Solo en Inglès


sculpture made of a car steering wheel

Jimmie Durham, Bedia's Stirring Wheel, 1985. Car steering wheel with shifter, metal car wheel, cotton flag scraps, cow leather, fur, sheepskin, pigeon feather, dog skull, beads, plastic doll, acrylic paint, 42 1/4 x 18 in. (107.3 x 45.7 cm). Collection of Karen and Andy Stillpass


Narrator: Here, Durham has combined car parts, feathers, and scraps of fur, leather, and fabric in a deliberately mysterious sculpture. He called it Bedia’s Stirring Wheel, and presented it—along with Bedia’s Muffler, which you’ll see nearby—as part of a loose fictional narrative. He presented the objects as artifacts, left behind by the first inhabitants of an island called Manahattas. Durham explained that they’d been discovered by a fictional Cuban archeologist and explorer named José Bedia. Durham gave very little additional information, leaving viewers to imagine Manahattas on the basis of the objects alone. What, one might wonder, would modern Manhattan have been like if the encounter between Europeans and the island’s original inhabitants had gone differently?

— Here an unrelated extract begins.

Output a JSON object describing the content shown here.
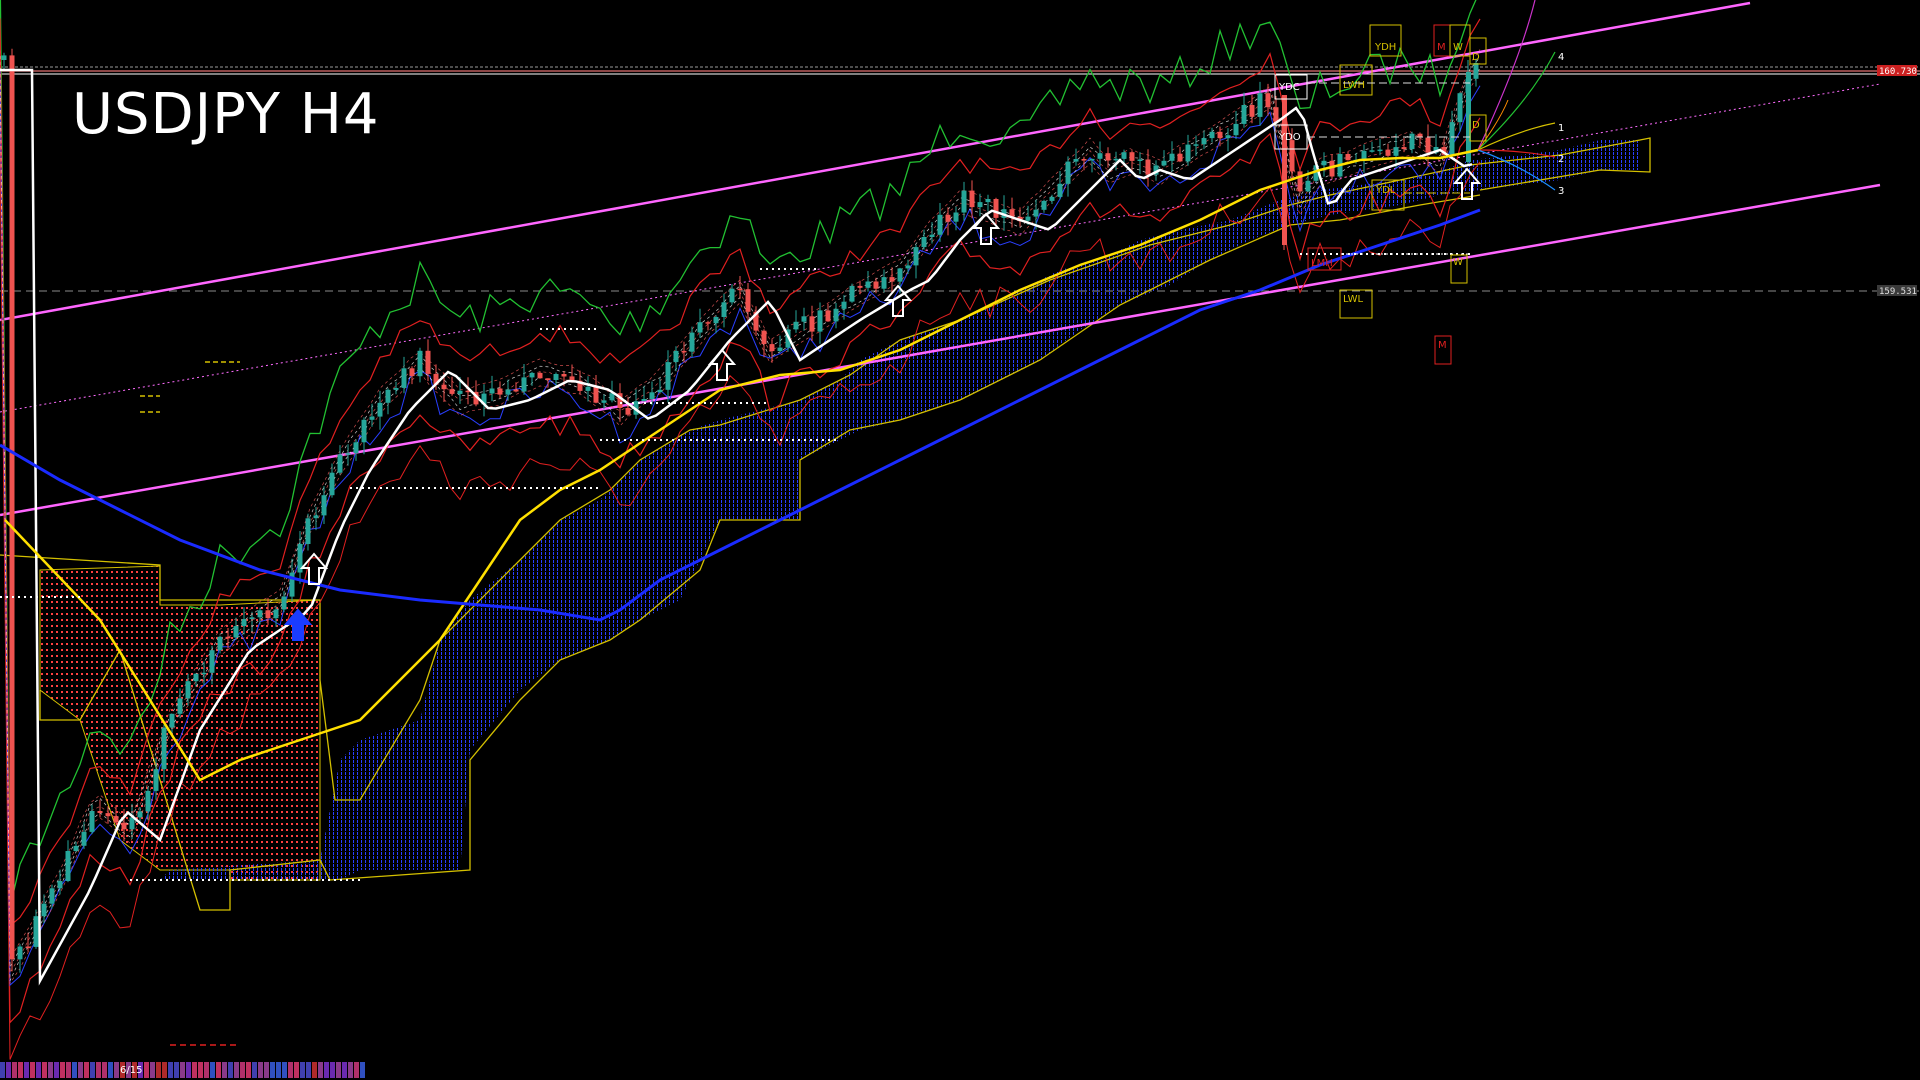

This project was inspired by a real person, named José Bedia—a Cuban artist whose work Durham had seen and admired. They hadn’t met when Durham made these works, but Bedia came to the gallery opening where they debuted, and the two artists became friends.